[Collected data]

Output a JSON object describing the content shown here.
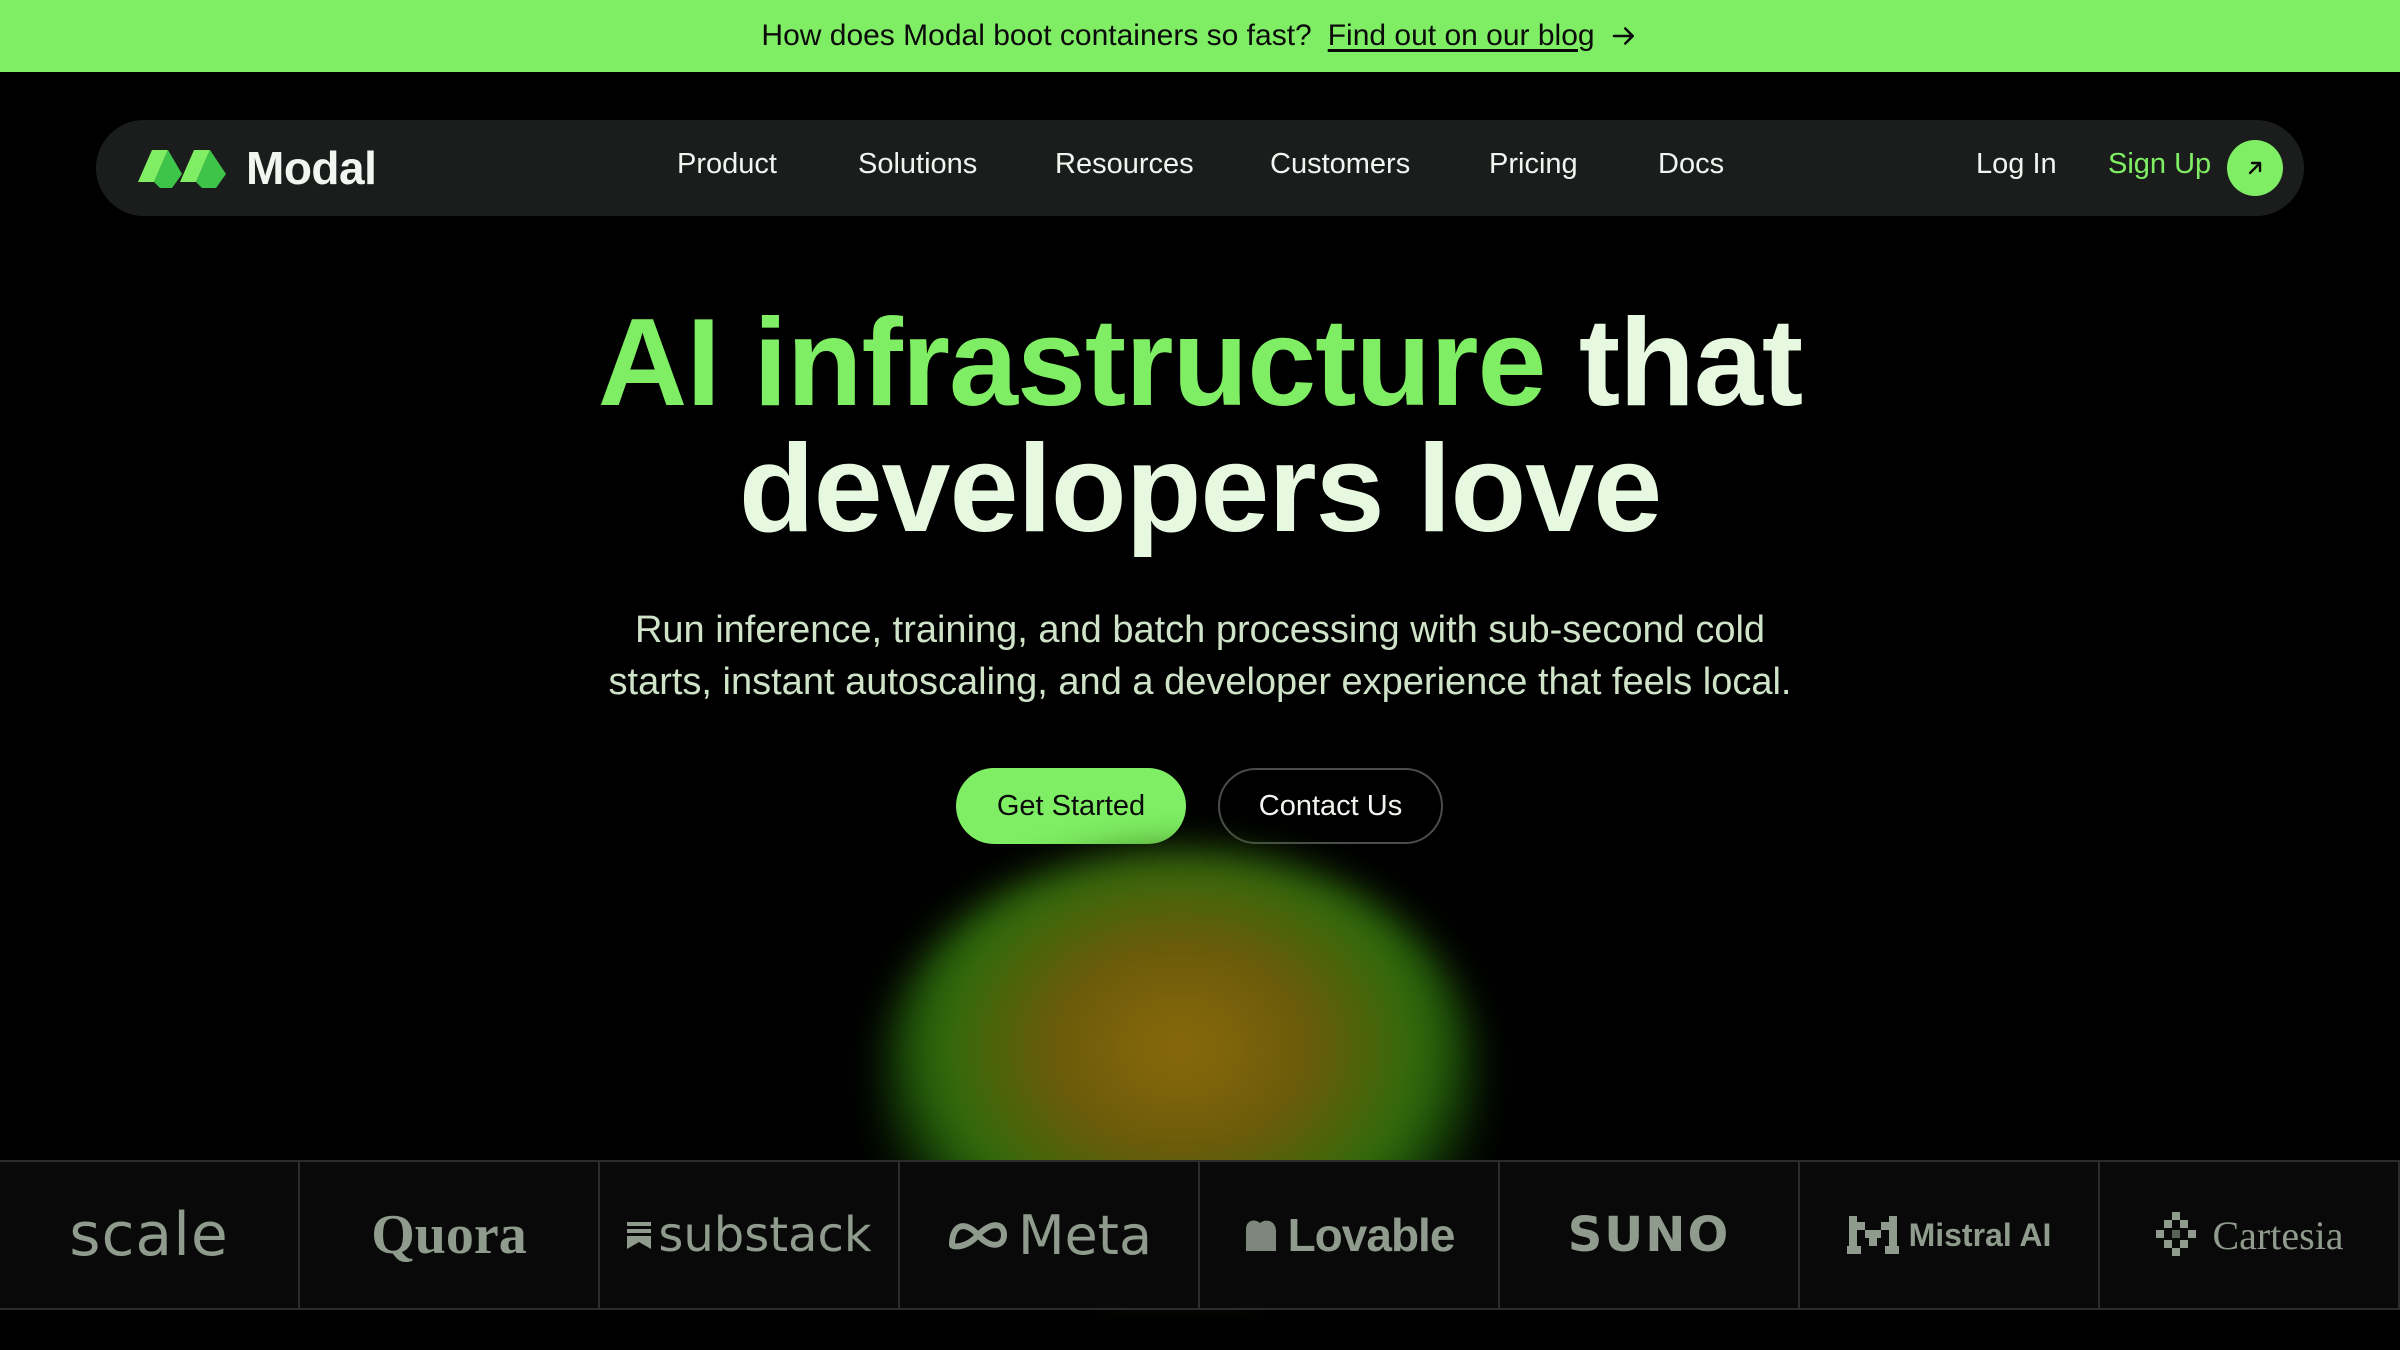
{
  "banner": {
    "question": "How does Modal boot containers so fast?",
    "link_label": "Find out on our blog"
  },
  "nav": {
    "brand": "Modal",
    "items": [
      {
        "label": "Product"
      },
      {
        "label": "Solutions"
      },
      {
        "label": "Resources"
      },
      {
        "label": "Customers"
      },
      {
        "label": "Pricing"
      },
      {
        "label": "Docs"
      }
    ],
    "login_label": "Log In",
    "signup_label": "Sign Up"
  },
  "hero": {
    "headline_accent": "AI infrastructure",
    "headline_rest": " that",
    "headline_line2": "developers love",
    "subtext_line1": "Run inference, training, and batch processing with sub-second cold",
    "subtext_line2": "starts, instant autoscaling, and a developer experience that feels local.",
    "primary_cta": "Get Started",
    "secondary_cta": "Contact Us"
  },
  "customers": [
    {
      "name": "scale",
      "icon": ""
    },
    {
      "name": "Quora",
      "icon": ""
    },
    {
      "name": "substack",
      "icon": "substack-icon"
    },
    {
      "name": "Meta",
      "icon": "meta-infinity-icon"
    },
    {
      "name": "Lovable",
      "icon": "lovable-heart-icon"
    },
    {
      "name": "SUNO",
      "icon": ""
    },
    {
      "name": "Mistral AI",
      "icon": "mistral-m-icon"
    },
    {
      "name": "Cartesia",
      "icon": "cartesia-pixel-icon"
    }
  ],
  "colors": {
    "accent": "#7fee64",
    "background": "#000000",
    "nav_background": "#1b1d1c",
    "headline_text": "#e7f8e0"
  }
}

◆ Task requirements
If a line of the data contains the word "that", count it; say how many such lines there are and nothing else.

◆ Solution to this problem
2